Tohoku Disaster [How can I help?]
I think everyone that reads and contributes to Chowhound is by now aware of what has happened in the Tohoku region (Iwate, Miyagi, Fukushima, Aomori prefectures). My question is, what can we do to help? I am awaiting word from friends who have family in areas that were hard hit to see if there is anything that can be done to help. Maybe other Chowhound followers have other leads as to where people can help. This may be straying a bit from the normal boundaries of discussion. But I think this i a good way for some expats and other readers to get involved.
My first thought is to buy, eat and drink Tohoku products. And then to go up and assist. Any other ideas?
As one who's been treated to fresh tofu fresh dashi
and nestled in incubus of Hakata Ramen
there is real feel of physical pain.
Shared in their homeland for almost three years
and things that I learned from them are deeply endeared,
most about ways they treat people.
The crisis right now is about rice and water
and kerosene that they can cook it with.
Primary pump is the gift of straight money.
Anyone on these boards can find the ways how.
I've been reading that money is not necessarily what's need right now. In fact, according to the NYT the Japanese Red Cross is asking donors not to earmark funds for Japan, but if you want to contribute to the Red Cross in general that is good. They seem to be requesting only specific technical assistance right now.
We have given all our toddler's gently used clothes and any new, unworn and in the package adult undergarments as well as our blankets to our local church here in Tokyo as I suspect some immediate things like that will be helpful. Otherwise we are waiting a bit to hear what is actually requested.
For those of us further from the site maybe we can do what we can locally. I think supporting local business anywhere you are in Japan as suggested above is a great idea as the whole country's economy is taking a hit and I'm sure any patronage anywhere is greatly appreciated.
If anyone in the Tokyo area is interested, there is a food drive being coordinated by Allied Pickfords Japan, SIRVA Relocation and Second Harvest and the Tokyo American Club. Below are the details:
"Dear Fellow Members,
The Club is holding a food drive to support the humanitarian efforts under way for those affected worst by the devastating March 11 earthquake and subsequent tsunamis.
The food drive will take place between the hours of 10:00 – 15:00 on March 22, 23 & 24. Donations should be dropped off on the B1 family side.
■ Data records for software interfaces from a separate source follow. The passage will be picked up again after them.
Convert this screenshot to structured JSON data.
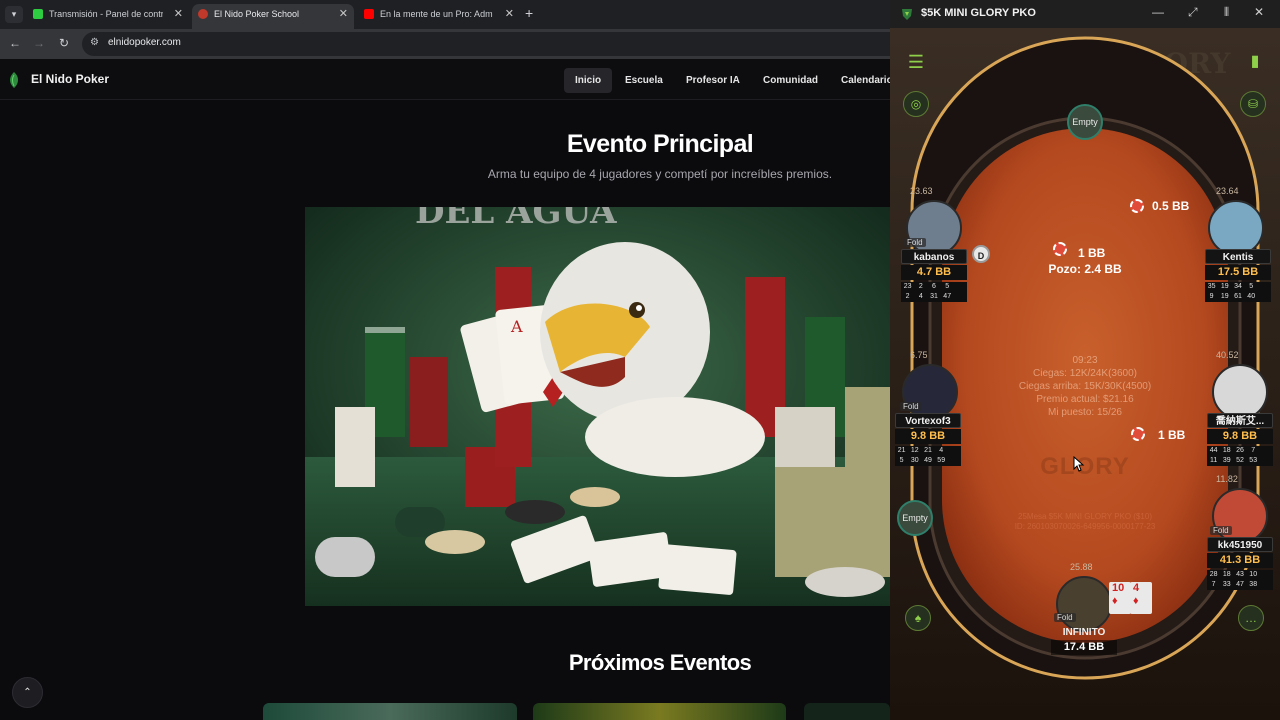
{
  "browser": {
    "tabs": [
      {
        "title": "Transmisión - Panel de control",
        "color": "#2ecc40"
      },
      {
        "title": "El Nido Poker School",
        "color": "#c0392b"
      },
      {
        "title": "En la mente de un Pro: Adm",
        "color": "#ff0000"
      }
    ],
    "url": "elnidopoker.com"
  },
  "site": {
    "brand": "El Nido Poker",
    "nav": [
      "Inicio",
      "Escuela",
      "Profesor IA",
      "Comunidad",
      "Calendario"
    ],
    "hero_title": "Evento Principal",
    "hero_subtitle": "Arma tu equipo de 4 jugadores y competí por increíbles premios.",
    "events_title": "Próximos Eventos"
  },
  "poker": {
    "window_title": "$5K MINI GLORY PKO",
    "empty_label": "Empty",
    "players": [
      {
        "name": "kabanos",
        "stack": "4.7 BB",
        "timer": "23.63",
        "fold": "Fold",
        "stats": [
          "23",
          "2",
          "6",
          "5",
          "",
          "2",
          "4",
          "31",
          "47",
          ""
        ]
      },
      {
        "name": "Kentis",
        "stack": "17.5 BB",
        "timer": "23.64",
        "fold": "",
        "stats": [
          "35",
          "19",
          "34",
          "5",
          "",
          "9",
          "19",
          "61",
          "40",
          ""
        ]
      },
      {
        "name": "Vortexof3",
        "stack": "9.8 BB",
        "timer": "6.75",
        "fold": "Fold",
        "stats": [
          "21",
          "12",
          "21",
          "4",
          "",
          "5",
          "30",
          "49",
          "59",
          ""
        ]
      },
      {
        "name": "喬納斯艾...",
        "stack": "9.8 BB",
        "timer": "40.52",
        "fold": "",
        "stats": [
          "44",
          "18",
          "26",
          "7",
          "",
          "11",
          "39",
          "52",
          "53",
          ""
        ]
      },
      {
        "name": "kk451950",
        "stack": "41.3 BB",
        "timer": "11.82",
        "fold": "Fold",
        "stats": [
          "28",
          "18",
          "43",
          "10",
          "",
          "7",
          "33",
          "47",
          "38",
          ""
        ]
      },
      {
        "name": "INFINITO",
        "stack": "17.4 BB",
        "timer": "25.88",
        "fold": "Fold",
        "stats": []
      }
    ],
    "bets": {
      "kentis": "0.5 BB",
      "kabanos_center": "1 BB",
      "right": "1 BB"
    },
    "dealer": "D",
    "pot": "Pozo: 2.4 BB",
    "info": [
      "09:23",
      "Ciegas: 12K/24K(3600)",
      "Ciegas arriba: 15K/30K(4500)",
      "Premio actual: $21.16",
      "Mi puesto: 15/26"
    ],
    "watermark": "GLORY",
    "table_name": "25Mesa $5K MINI GLORY PKO ($10)",
    "table_id": "ID: 260103070026-649956-0000177-23",
    "hero_cards": [
      "10",
      "4"
    ],
    "colors": {
      "accent": "#8ed04a",
      "stack": "#ffbe4d",
      "felt": "#c65a28"
    }
  }
}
Volunteers will assist in moving them to the collection location in the Women’s Group classroom, “Gordon Suite” (adjacent to the B1 Member Services Desk).
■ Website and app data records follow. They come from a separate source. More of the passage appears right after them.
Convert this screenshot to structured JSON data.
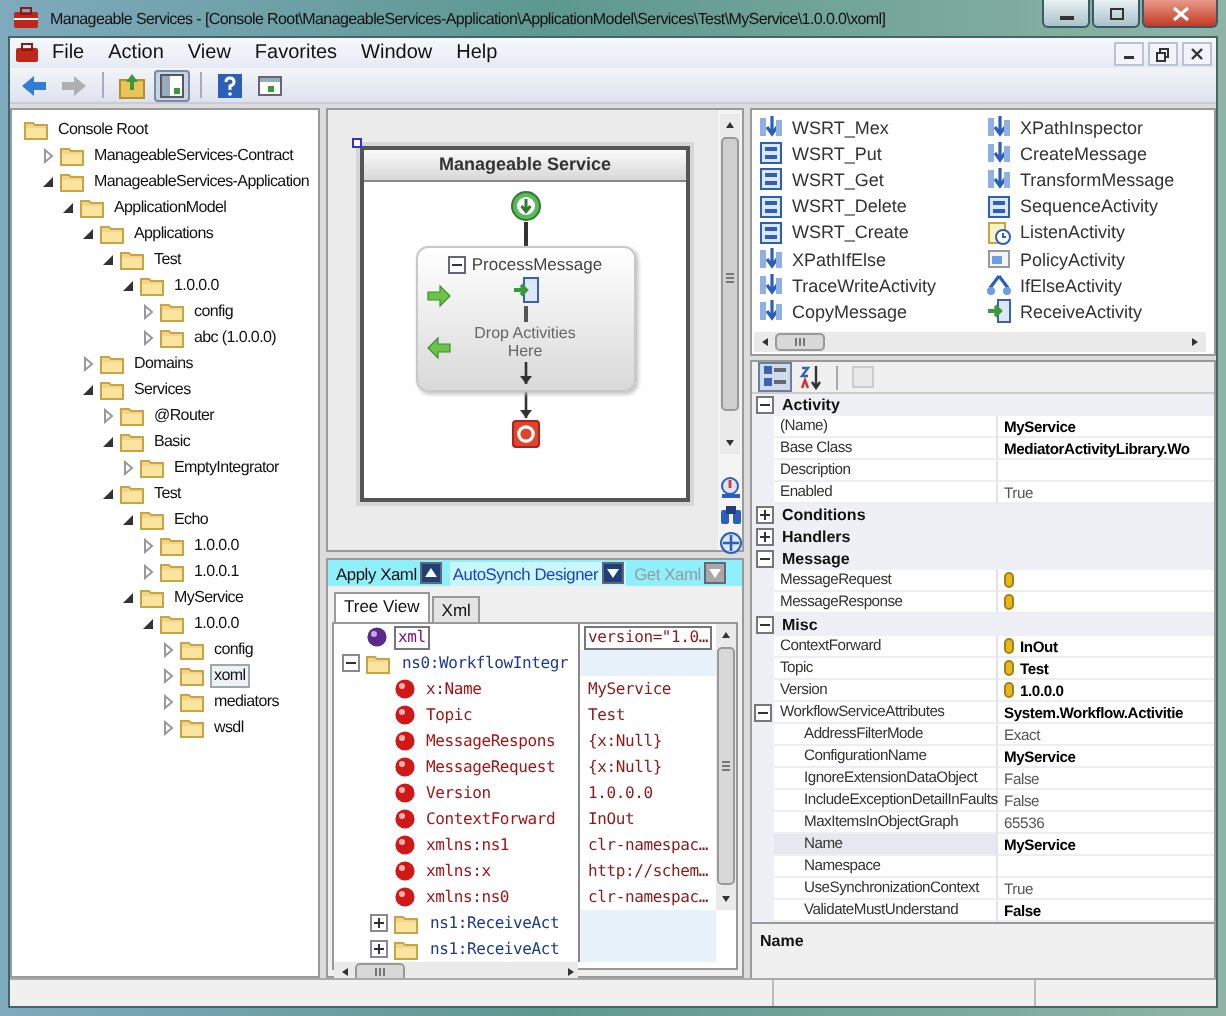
{
  "window": {
    "title": "Manageable Services - [Console Root\\ManageableServices-Application\\ApplicationModel\\Services\\Test\\MyService\\1.0.0.0\\xoml]"
  },
  "menu": {
    "items": [
      "File",
      "Action",
      "View",
      "Favorites",
      "Window",
      "Help"
    ]
  },
  "toolbar": [
    {
      "kind": "back",
      "disabled": false,
      "pressed": false
    },
    {
      "kind": "forward",
      "disabled": true,
      "pressed": false
    },
    {
      "kind": "up",
      "disabled": false,
      "pressed": false
    },
    {
      "kind": "console_tree",
      "disabled": false,
      "pressed": true
    },
    {
      "kind": "help",
      "disabled": false,
      "pressed": false
    },
    {
      "kind": "action_pane",
      "disabled": false,
      "pressed": false
    }
  ],
  "tree": [
    {
      "label": "Console Root",
      "selected": false,
      "children": [
        {
          "label": "ManageableServices-Contract",
          "expanded": false,
          "selected": false
        },
        {
          "label": "ManageableServices-Application",
          "expanded": true,
          "selected": false,
          "children": [
            {
              "label": "ApplicationModel",
              "expanded": true,
              "selected": false,
              "children": [
                {
                  "label": "Applications",
                  "expanded": true,
                  "selected": false,
                  "children": [
                    {
                      "label": "Test",
                      "expanded": true,
                      "selected": false,
                      "children": [
                        {
                          "label": "1.0.0.0",
                          "expanded": true,
                          "selected": false,
                          "children": [
                            {
                              "label": "config",
                              "expanded": false,
                              "selected": false
                            },
                            {
                              "label": "abc (1.0.0.0)",
                              "expanded": false,
                              "selected": false
                            }
                          ]
                        }
                      ]
                    }
                  ]
                },
                {
                  "label": "Domains",
                  "expanded": false,
                  "selected": false
                },
                {
                  "label": "Services",
                  "expanded": true,
                  "selected": false,
                  "children": [
                    {
                      "label": "@Router",
                      "expanded": false,
                      "selected": false
                    },
                    {
                      "label": "Basic",
                      "expanded": true,
                      "selected": false,
                      "children": [
                        {
                          "label": "EmptyIntegrator",
                          "expanded": false,
                          "selected": false
                        }
                      ]
                    },
                    {
                      "label": "Test",
                      "expanded": true,
                      "selected": false,
                      "children": [
                        {
                          "label": "Echo",
                          "expanded": true,
                          "selected": false,
                          "children": [
                            {
                              "label": "1.0.0.0",
                              "expanded": false,
                              "selected": false
                            },
                            {
                              "label": "1.0.0.1",
                              "expanded": false,
                              "selected": false
                            }
                          ]
                        },
                        {
                          "label": "MyService",
                          "expanded": true,
                          "selected": false,
                          "children": [
                            {
                              "label": "1.0.0.0",
                              "expanded": true,
                              "selected": false,
                              "children": [
                                {
                                  "label": "config",
                                  "expanded": false,
                                  "selected": false
                                },
                                {
                                  "label": "xoml",
                                  "expanded": false,
                                  "selected": true
                                },
                                {
                                  "label": "mediators",
                                  "expanded": false,
                                  "selected": false
                                },
                                {
                                  "label": "wsdl",
                                  "expanded": false,
                                  "selected": false
                                }
                              ]
                            }
                          ]
                        }
                      ]
                    }
                  ]
                }
              ]
            }
          ]
        }
      ]
    }
  ],
  "designer": {
    "title": "Manageable Service",
    "activity": {
      "title": "ProcessMessage",
      "expanded": true,
      "drop_hint": "Drop Activities Here"
    }
  },
  "xml_panel": {
    "toolbar": [
      {
        "label": "Apply Xaml",
        "kind": "up",
        "on": false,
        "disabled": false
      },
      {
        "label": "AutoSynch Designer",
        "kind": "down",
        "on": true,
        "disabled": false
      },
      {
        "label": "Get Xaml",
        "kind": "down",
        "on": false,
        "disabled": true
      }
    ],
    "tabs": [
      {
        "label": "Tree View",
        "selected": true
      },
      {
        "label": "Xml",
        "selected": false
      }
    ],
    "nodes": [
      {
        "kind": "declaration",
        "name": "xml",
        "value": "version=\"1.0…",
        "selected": true
      },
      {
        "kind": "element",
        "name": "ns0:WorkflowIntegr",
        "expanded": true,
        "selected": false,
        "children": [
          {
            "kind": "attribute",
            "name": "x:Name",
            "value": "MyService",
            "selected": false
          },
          {
            "kind": "attribute",
            "name": "Topic",
            "value": "Test",
            "selected": false
          },
          {
            "kind": "attribute",
            "name": "MessageRespons",
            "value": "{x:Null}",
            "selected": false
          },
          {
            "kind": "attribute",
            "name": "MessageRequest",
            "value": "{x:Null}",
            "selected": false
          },
          {
            "kind": "attribute",
            "name": "Version",
            "value": "1.0.0.0",
            "selected": false
          },
          {
            "kind": "attribute",
            "name": "ContextForward",
            "value": "InOut",
            "selected": false
          },
          {
            "kind": "attribute",
            "name": "xmlns:ns1",
            "value": "clr-namespac…",
            "selected": false
          },
          {
            "kind": "attribute",
            "name": "xmlns:x",
            "value": "http://schem…",
            "selected": false
          },
          {
            "kind": "attribute",
            "name": "xmlns:ns0",
            "value": "clr-namespac…",
            "selected": false
          },
          {
            "kind": "element",
            "name": "ns1:ReceiveAct",
            "expanded": false,
            "selected": false
          },
          {
            "kind": "element",
            "name": "ns1:ReceiveAct",
            "expanded": false,
            "selected": false
          }
        ]
      }
    ]
  },
  "toolbox": {
    "items": [
      {
        "label": "WSRT_Mex",
        "kind": "arrow"
      },
      {
        "label": "XPathInspector",
        "kind": "arrow"
      },
      {
        "label": "WSRT_Put",
        "kind": "box"
      },
      {
        "label": "CreateMessage",
        "kind": "arrow"
      },
      {
        "label": "WSRT_Get",
        "kind": "box"
      },
      {
        "label": "TransformMessage",
        "kind": "arrow"
      },
      {
        "label": "WSRT_Delete",
        "kind": "box"
      },
      {
        "label": "SequenceActivity",
        "kind": "box"
      },
      {
        "label": "WSRT_Create",
        "kind": "box"
      },
      {
        "label": "ListenActivity",
        "kind": "listen"
      },
      {
        "label": "XPathIfElse",
        "kind": "arrow"
      },
      {
        "label": "PolicyActivity",
        "kind": "policy"
      },
      {
        "label": "TraceWriteActivity",
        "kind": "arrow"
      },
      {
        "label": "IfElseActivity",
        "kind": "ifelse"
      },
      {
        "label": "CopyMessage",
        "kind": "arrow"
      },
      {
        "label": "ReceiveActivity",
        "kind": "receive"
      }
    ]
  },
  "property_grid": {
    "toolbar": [
      {
        "kind": "categorized",
        "selected": true,
        "disabled": false
      },
      {
        "kind": "alphabetical",
        "selected": false,
        "disabled": false
      },
      {
        "kind": "pages",
        "selected": false,
        "disabled": true
      }
    ],
    "categories": [
      {
        "name": "Activity",
        "expanded": true,
        "properties": [
          {
            "name": "(Name)",
            "value": "MyService",
            "bold": true,
            "bound": false,
            "selected": false
          },
          {
            "name": "Base Class",
            "value": "MediatorActivityLibrary.Wo",
            "bold": true,
            "bound": false,
            "selected": false
          },
          {
            "name": "Description",
            "bound": false,
            "selected": false
          },
          {
            "name": "Enabled",
            "value": "True",
            "bold": false,
            "bound": false,
            "selected": false
          }
        ]
      },
      {
        "name": "Conditions",
        "expanded": false
      },
      {
        "name": "Handlers",
        "expanded": false
      },
      {
        "name": "Message",
        "expanded": true,
        "properties": [
          {
            "name": "MessageRequest",
            "bound": true,
            "selected": false
          },
          {
            "name": "MessageResponse",
            "bound": true,
            "selected": false
          }
        ]
      },
      {
        "name": "Misc",
        "expanded": true,
        "properties": [
          {
            "name": "ContextForward",
            "value": "InOut",
            "bold": true,
            "bound": true,
            "selected": false
          },
          {
            "name": "Topic",
            "value": "Test",
            "bold": true,
            "bound": true,
            "selected": false
          },
          {
            "name": "Version",
            "value": "1.0.0.0",
            "bold": true,
            "bound": true,
            "selected": false
          },
          {
            "name": "WorkflowServiceAttributes",
            "value": "System.Workflow.Activitie",
            "bold": true,
            "bound": false,
            "selected": false,
            "expanded": true,
            "children": [
              {
                "name": "AddressFilterMode",
                "value": "Exact",
                "bold": false,
                "bound": false,
                "selected": false
              },
              {
                "name": "ConfigurationName",
                "value": "MyService",
                "bold": true,
                "bound": false,
                "selected": false
              },
              {
                "name": "IgnoreExtensionDataObject",
                "value": "False",
                "bold": false,
                "bound": false,
                "selected": false
              },
              {
                "name": "IncludeExceptionDetailInFaults",
                "value": "False",
                "bold": false,
                "bound": false,
                "selected": false
              },
              {
                "name": "MaxItemsInObjectGraph",
                "value": "65536",
                "bold": false,
                "bound": false,
                "selected": false
              },
              {
                "name": "Name",
                "value": "MyService",
                "bold": true,
                "bound": false,
                "selected": true
              },
              {
                "name": "Namespace",
                "bound": false,
                "selected": false
              },
              {
                "name": "UseSynchronizationContext",
                "value": "True",
                "bold": false,
                "bound": false,
                "selected": false
              },
              {
                "name": "ValidateMustUnderstand",
                "value": "False",
                "bold": true,
                "bound": false,
                "selected": false
              }
            ]
          }
        ]
      }
    ],
    "description": {
      "title": "Name"
    }
  }
}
Food items most needed are rice, miso, nori, canned foods (vegetables, fruit, fish & meat) and noodles (soba, udon, ramen, spaghetti). The items must be undamaged, non-perishable and with ample time remaining on the expiry date.
Non-members may also donate food items. Non-members should advise the staff of their purpose at the main entrance gate, and then proceed down the ramp to the B1 family side where they drop off their donations and then exit the club via the same ramp.
The food drive is being held in cooperation with Allied Pickfords Japan, SIRVA Relocation and Second Harvest, who are providing transportation, logistics and distribution.
Thank you in advance for your contribution.
Great East Japan Earthquake Campaign Task Force
Tokyo American Club"
Can't we persuade some of our favorite restaurants to contribute % of sales to donate to one of many Tohoku disaster funds? Then, list them at Chowhound to recommend! Me & my friends are trying to visit some Japanese restaurants in NYC area to do so. (We're also planning to ask them to place 'donation box' for clients.)
Btw. the places that you can donate online are as follows (seriously... 'eat' oriented site like Chowhound should fig out something if possible!);
and a more
Right now, big donations to entities that directly help people are the way to go I think. Eating Tohoku food is a good idea and one to keep up in the long term; however, right now something much more immediate and less trickle-dwon would probably be better - giving money to the Red Cross etc.
We edited the title of this post to reflect the general tenor of the discussion about how to help in this situation. We won't be removing non-food focused replies, but we hope people will mention food-focused ways or ways hounds in particular can help since that's ground that won't necessarily be covered elsewhere.